#### Exercise goal
All of the entries are to be repeated exactly, with no pictures included.

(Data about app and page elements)

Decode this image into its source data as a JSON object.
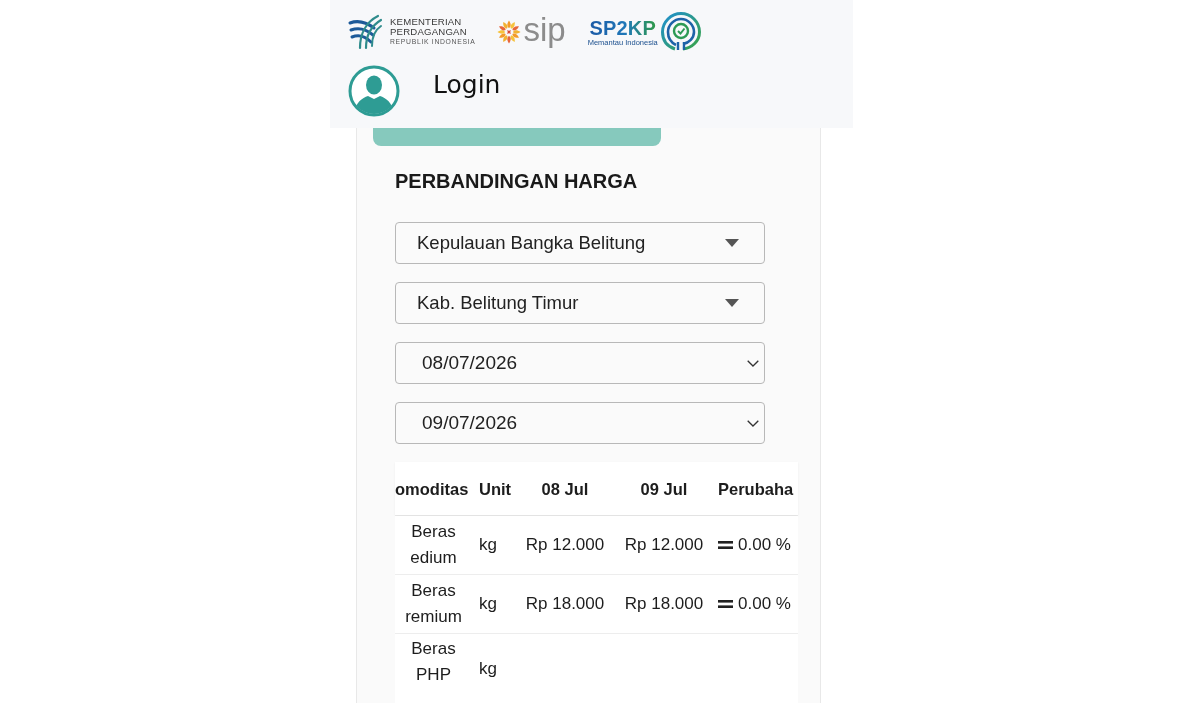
{
  "header": {
    "logos": [
      {
        "kind": "ministry",
        "lines": [
          "KEMENTERIAN",
          "PERDAGANGAN",
          "REPUBLIK INDONESIA"
        ]
      },
      {
        "kind": "sip",
        "text": "sip"
      },
      {
        "kind": "sp2kp",
        "text": "SP2KP",
        "tagline": "Memantau Indonesia"
      }
    ],
    "login": "Login"
  },
  "panel": {
    "title": "PERBANDINGAN HARGA",
    "filters": [
      {
        "kind": "dropdown",
        "value": "Kepulauan Bangka Belitung"
      },
      {
        "kind": "dropdown",
        "value": "Kab. Belitung Timur"
      },
      {
        "kind": "date",
        "value": "08/07/2026"
      },
      {
        "kind": "date",
        "value": "09/07/2026"
      }
    ],
    "table": {
      "columns": [
        "omoditas",
        "Unit",
        "08 Jul",
        "09 Jul",
        "Perubaha"
      ],
      "rows": [
        {
          "commodity": "Beras edium",
          "unit": "kg",
          "price_1": "Rp 12.000",
          "price_2": "Rp 12.000",
          "change": "0.00 %"
        },
        {
          "commodity": "Beras remium",
          "unit": "kg",
          "price_1": "Rp 18.000",
          "price_2": "Rp 18.000",
          "change": "0.00 %"
        },
        {
          "commodity": "Beras PHP",
          "unit": "kg"
        }
      ]
    }
  }
}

#### Your solution
Decode this image into its source data as a JSON object.
{
  "header": {
    "logos": [
      {
        "kind": "ministry",
        "lines": [
          "KEMENTERIAN",
          "PERDAGANGAN",
          "REPUBLIK INDONESIA"
        ]
      },
      {
        "kind": "sip",
        "text": "sip"
      },
      {
        "kind": "sp2kp",
        "text": "SP2KP",
        "tagline": "Memantau Indonesia"
      }
    ],
    "login": "Login"
  },
  "panel": {
    "title": "PERBANDINGAN HARGA",
    "filters": [
      {
        "kind": "dropdown",
        "value": "Kepulauan Bangka Belitung"
      },
      {
        "kind": "dropdown",
        "value": "Kab. Belitung Timur"
      },
      {
        "kind": "date",
        "value": "08/07/2026"
      },
      {
        "kind": "date",
        "value": "09/07/2026"
      }
    ],
    "table": {
      "columns": [
        "omoditas",
        "Unit",
        "08 Jul",
        "09 Jul",
        "Perubaha"
      ],
      "rows": [
        {
          "commodity": "Beras edium",
          "unit": "kg",
          "price_1": "Rp 12.000",
          "price_2": "Rp 12.000",
          "change": "0.00 %"
        },
        {
          "commodity": "Beras remium",
          "unit": "kg",
          "price_1": "Rp 18.000",
          "price_2": "Rp 18.000",
          "change": "0.00 %"
        },
        {
          "commodity": "Beras PHP",
          "unit": "kg"
        }
      ]
    }
  }
}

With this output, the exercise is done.